* [WHAT TO WORK ON]: If a line in the data below contains "apagado", copy it.

── MATERIAL SHOWN ──

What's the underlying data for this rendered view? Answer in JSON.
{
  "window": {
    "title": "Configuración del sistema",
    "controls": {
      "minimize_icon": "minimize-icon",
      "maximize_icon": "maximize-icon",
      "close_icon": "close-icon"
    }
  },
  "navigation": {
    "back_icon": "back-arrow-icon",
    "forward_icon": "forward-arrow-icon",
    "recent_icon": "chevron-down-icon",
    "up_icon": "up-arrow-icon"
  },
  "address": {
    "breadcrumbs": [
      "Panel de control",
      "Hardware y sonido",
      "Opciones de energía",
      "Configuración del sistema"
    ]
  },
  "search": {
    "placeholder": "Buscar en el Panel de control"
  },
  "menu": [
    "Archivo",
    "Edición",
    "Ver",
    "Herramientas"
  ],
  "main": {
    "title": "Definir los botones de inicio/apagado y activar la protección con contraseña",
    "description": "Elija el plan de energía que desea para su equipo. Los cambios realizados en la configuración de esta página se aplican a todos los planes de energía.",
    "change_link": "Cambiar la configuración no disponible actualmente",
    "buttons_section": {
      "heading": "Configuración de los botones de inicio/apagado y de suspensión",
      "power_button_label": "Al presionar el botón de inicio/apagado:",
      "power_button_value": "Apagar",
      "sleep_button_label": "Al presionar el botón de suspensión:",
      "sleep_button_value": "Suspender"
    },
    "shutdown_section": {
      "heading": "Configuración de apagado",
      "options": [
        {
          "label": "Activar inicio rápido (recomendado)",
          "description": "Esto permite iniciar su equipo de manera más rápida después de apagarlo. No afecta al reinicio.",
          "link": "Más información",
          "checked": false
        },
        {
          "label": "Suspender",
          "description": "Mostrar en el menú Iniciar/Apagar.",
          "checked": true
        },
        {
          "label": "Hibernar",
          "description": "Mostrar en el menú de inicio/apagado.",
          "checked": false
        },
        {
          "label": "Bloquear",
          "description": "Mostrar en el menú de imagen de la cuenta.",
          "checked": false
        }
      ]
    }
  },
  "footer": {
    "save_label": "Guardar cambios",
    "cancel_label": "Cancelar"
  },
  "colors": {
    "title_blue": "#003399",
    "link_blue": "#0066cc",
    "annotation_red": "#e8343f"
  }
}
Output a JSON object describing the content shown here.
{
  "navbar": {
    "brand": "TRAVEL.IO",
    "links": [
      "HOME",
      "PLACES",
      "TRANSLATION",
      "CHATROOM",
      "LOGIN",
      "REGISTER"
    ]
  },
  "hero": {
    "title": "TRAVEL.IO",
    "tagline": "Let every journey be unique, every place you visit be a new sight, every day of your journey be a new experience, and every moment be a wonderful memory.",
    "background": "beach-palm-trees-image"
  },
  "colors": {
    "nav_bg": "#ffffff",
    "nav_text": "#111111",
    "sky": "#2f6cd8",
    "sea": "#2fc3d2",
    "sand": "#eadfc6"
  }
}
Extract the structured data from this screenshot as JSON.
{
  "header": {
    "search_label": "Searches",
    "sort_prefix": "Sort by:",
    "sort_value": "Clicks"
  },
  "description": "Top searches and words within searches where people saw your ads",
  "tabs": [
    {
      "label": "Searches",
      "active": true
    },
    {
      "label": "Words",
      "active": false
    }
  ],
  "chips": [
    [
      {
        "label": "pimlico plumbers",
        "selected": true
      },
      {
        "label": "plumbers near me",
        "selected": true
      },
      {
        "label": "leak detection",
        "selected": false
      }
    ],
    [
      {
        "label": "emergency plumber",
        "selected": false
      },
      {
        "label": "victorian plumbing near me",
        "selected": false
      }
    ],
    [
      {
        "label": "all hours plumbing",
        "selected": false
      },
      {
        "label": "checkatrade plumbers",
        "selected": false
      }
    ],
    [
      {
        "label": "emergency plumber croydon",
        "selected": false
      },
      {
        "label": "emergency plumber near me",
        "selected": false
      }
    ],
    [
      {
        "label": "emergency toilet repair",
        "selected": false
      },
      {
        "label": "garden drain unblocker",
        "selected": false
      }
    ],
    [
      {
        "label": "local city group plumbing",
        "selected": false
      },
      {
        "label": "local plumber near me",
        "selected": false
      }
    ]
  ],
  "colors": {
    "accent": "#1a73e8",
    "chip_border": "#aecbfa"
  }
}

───

* [OUTPUT FOR THIS TASK]:
    "title": "Definir los botones de inicio/apagado y activar la protección con contraseña",
      "heading": "Configuración de los botones de inicio/apagado y de suspensión",
      "power_button_label": "Al presionar el botón de inicio/apagado:",
      "heading": "Configuración de apagado",
          "description": "Mostrar en el menú de inicio/apagado.",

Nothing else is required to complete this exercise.